Read the listing and extract each line that includes the word "author".
== Segment start ==
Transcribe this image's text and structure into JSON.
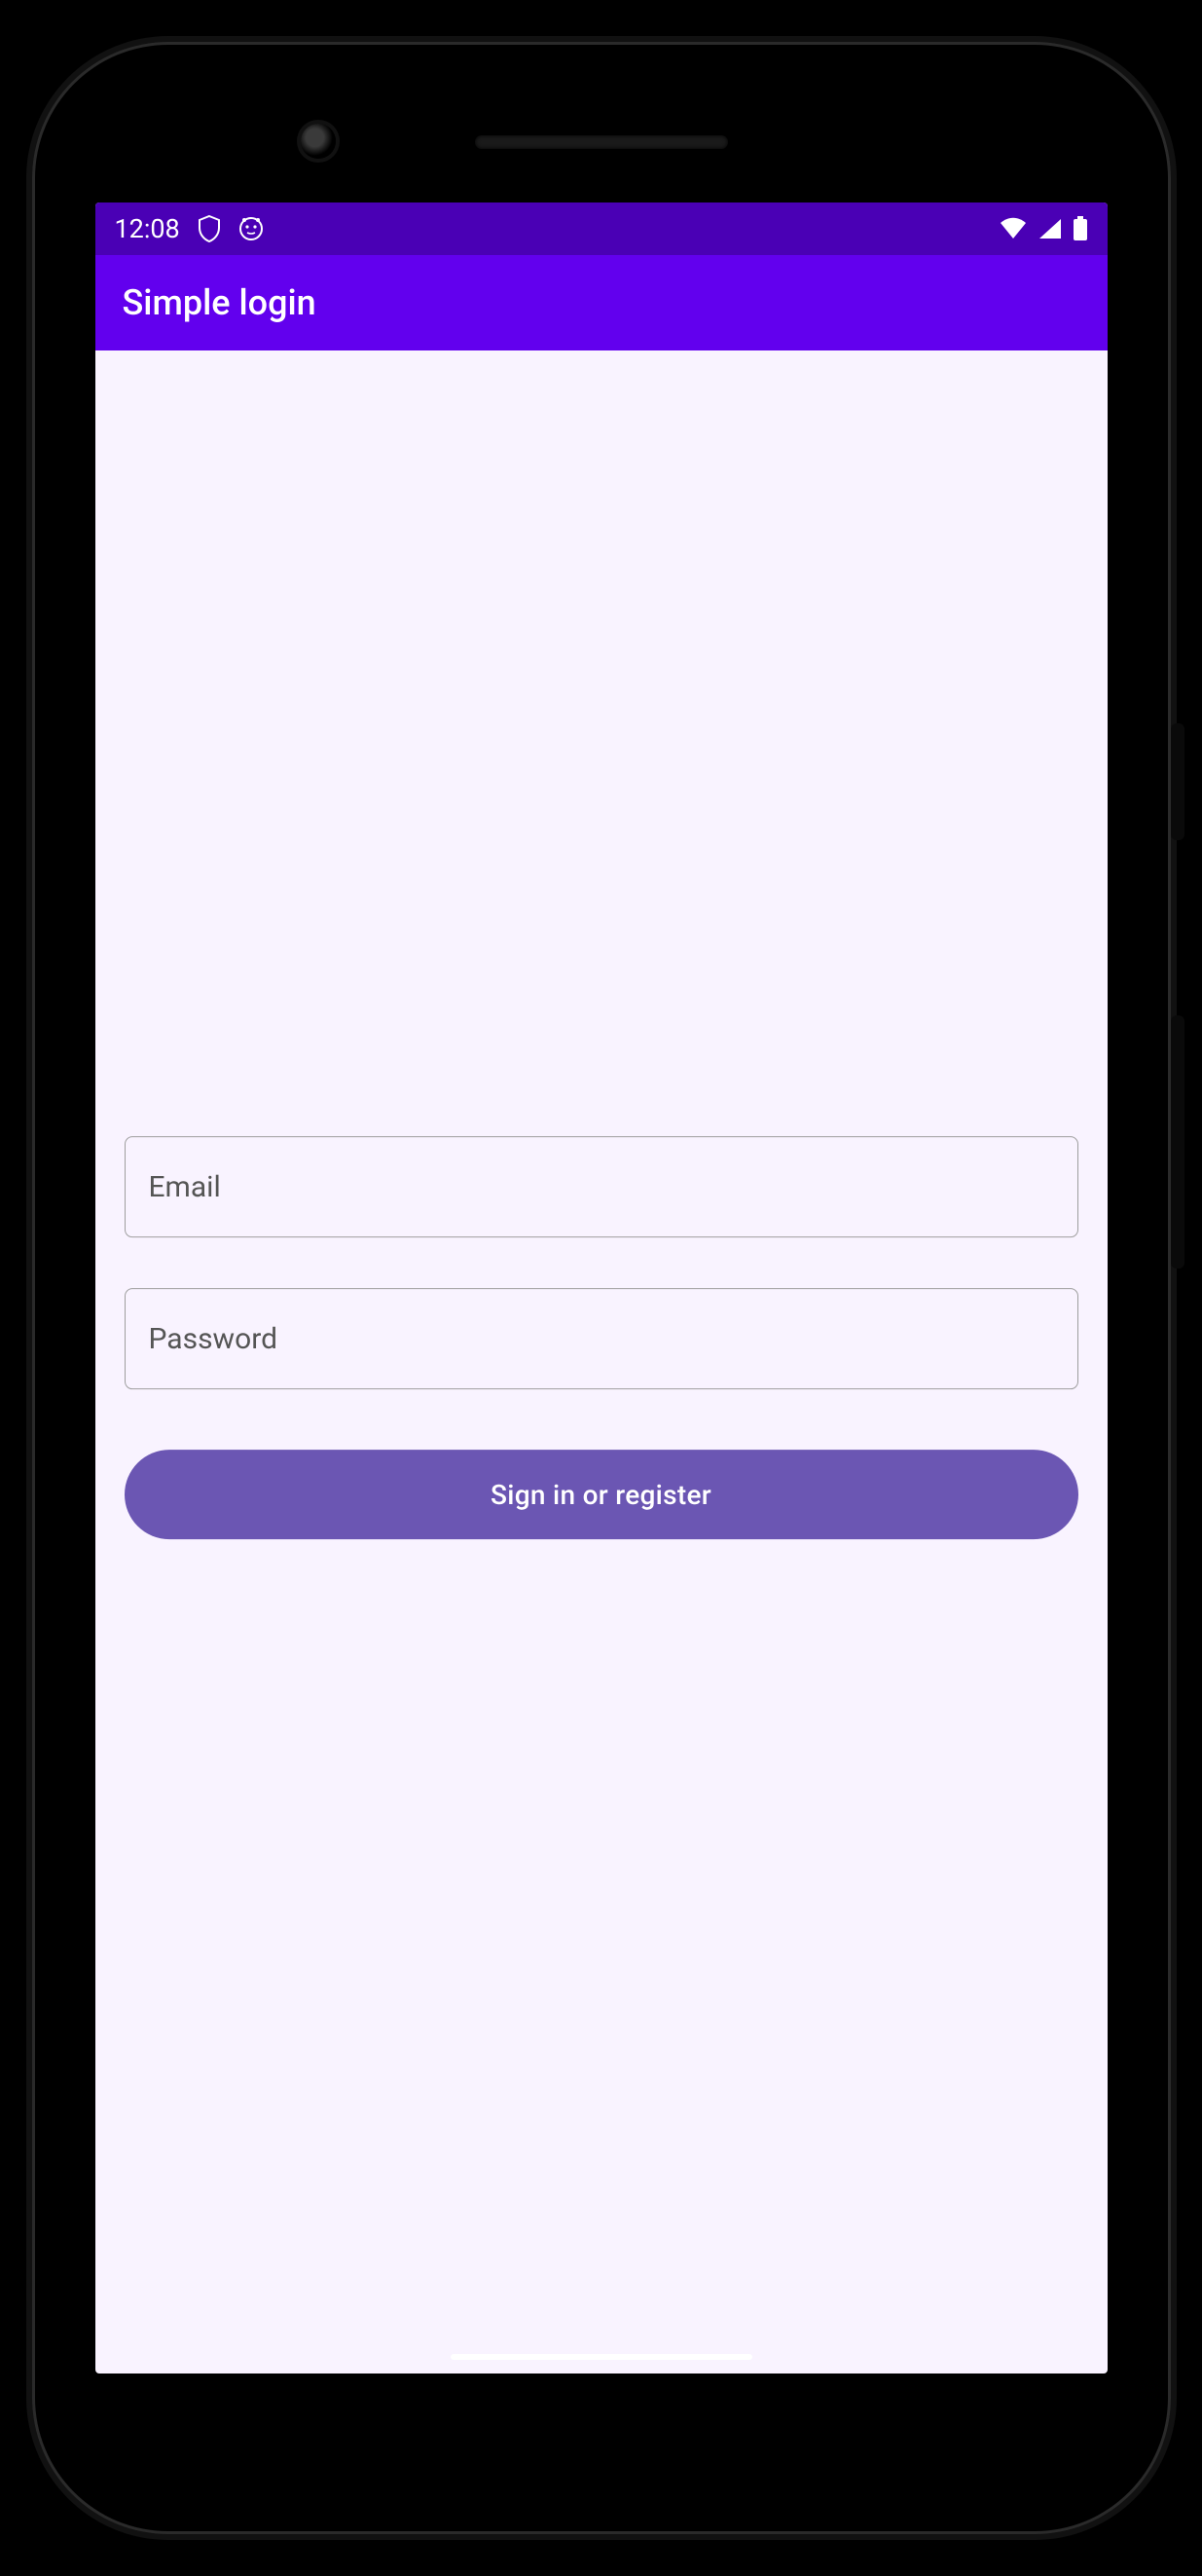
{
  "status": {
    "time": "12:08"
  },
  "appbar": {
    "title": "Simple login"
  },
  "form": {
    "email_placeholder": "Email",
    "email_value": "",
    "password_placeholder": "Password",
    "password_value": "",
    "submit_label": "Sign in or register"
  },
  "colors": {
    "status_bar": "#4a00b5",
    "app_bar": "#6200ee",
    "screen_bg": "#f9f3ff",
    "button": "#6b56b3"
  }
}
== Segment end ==
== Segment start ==
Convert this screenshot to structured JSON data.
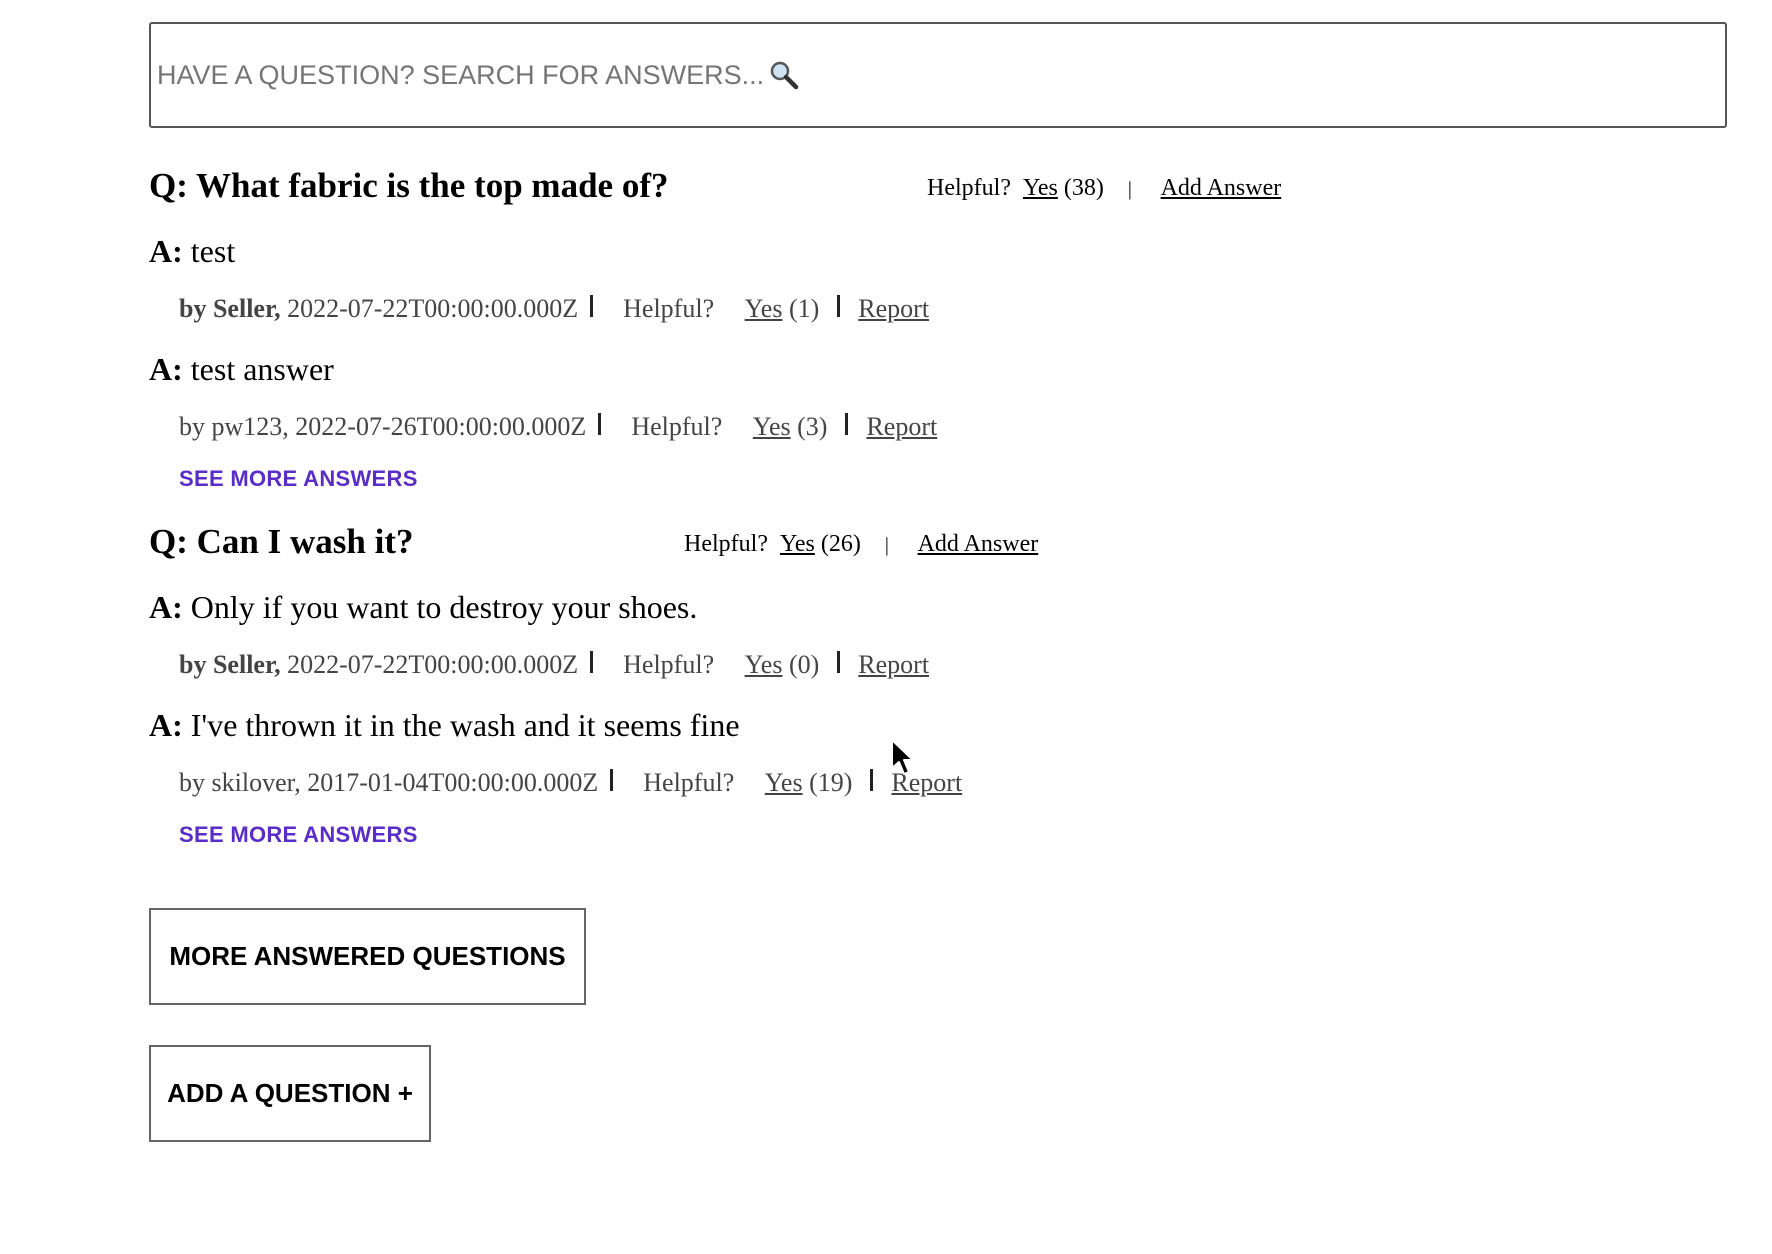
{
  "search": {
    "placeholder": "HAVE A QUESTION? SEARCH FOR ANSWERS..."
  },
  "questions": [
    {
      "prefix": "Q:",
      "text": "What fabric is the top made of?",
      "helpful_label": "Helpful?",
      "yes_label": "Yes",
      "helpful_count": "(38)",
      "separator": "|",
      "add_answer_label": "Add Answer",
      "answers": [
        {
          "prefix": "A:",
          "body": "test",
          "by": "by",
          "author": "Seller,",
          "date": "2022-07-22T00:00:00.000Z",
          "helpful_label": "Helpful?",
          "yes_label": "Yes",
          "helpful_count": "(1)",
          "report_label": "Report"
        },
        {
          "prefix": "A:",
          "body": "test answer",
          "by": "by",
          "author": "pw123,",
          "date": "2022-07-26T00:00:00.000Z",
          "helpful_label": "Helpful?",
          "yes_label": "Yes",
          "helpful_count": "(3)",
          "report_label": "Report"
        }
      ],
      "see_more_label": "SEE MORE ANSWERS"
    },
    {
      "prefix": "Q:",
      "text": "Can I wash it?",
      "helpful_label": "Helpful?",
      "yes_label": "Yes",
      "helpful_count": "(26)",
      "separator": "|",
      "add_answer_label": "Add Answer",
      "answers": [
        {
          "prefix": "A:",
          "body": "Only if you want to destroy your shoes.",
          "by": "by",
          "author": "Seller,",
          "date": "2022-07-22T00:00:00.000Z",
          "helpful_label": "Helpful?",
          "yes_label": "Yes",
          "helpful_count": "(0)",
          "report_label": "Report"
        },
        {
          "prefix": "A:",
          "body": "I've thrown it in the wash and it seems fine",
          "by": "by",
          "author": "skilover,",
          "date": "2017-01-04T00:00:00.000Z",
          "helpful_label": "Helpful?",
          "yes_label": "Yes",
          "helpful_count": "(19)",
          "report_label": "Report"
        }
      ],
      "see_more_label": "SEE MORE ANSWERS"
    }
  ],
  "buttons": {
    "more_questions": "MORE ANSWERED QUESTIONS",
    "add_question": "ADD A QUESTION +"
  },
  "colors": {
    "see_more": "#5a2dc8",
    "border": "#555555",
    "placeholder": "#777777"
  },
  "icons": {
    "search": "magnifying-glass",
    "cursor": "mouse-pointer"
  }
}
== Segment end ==
§ Task result:
          "author": "Seller,",
          "author": "pw123,",
          "author": "Seller,",
          "author": "skilover,",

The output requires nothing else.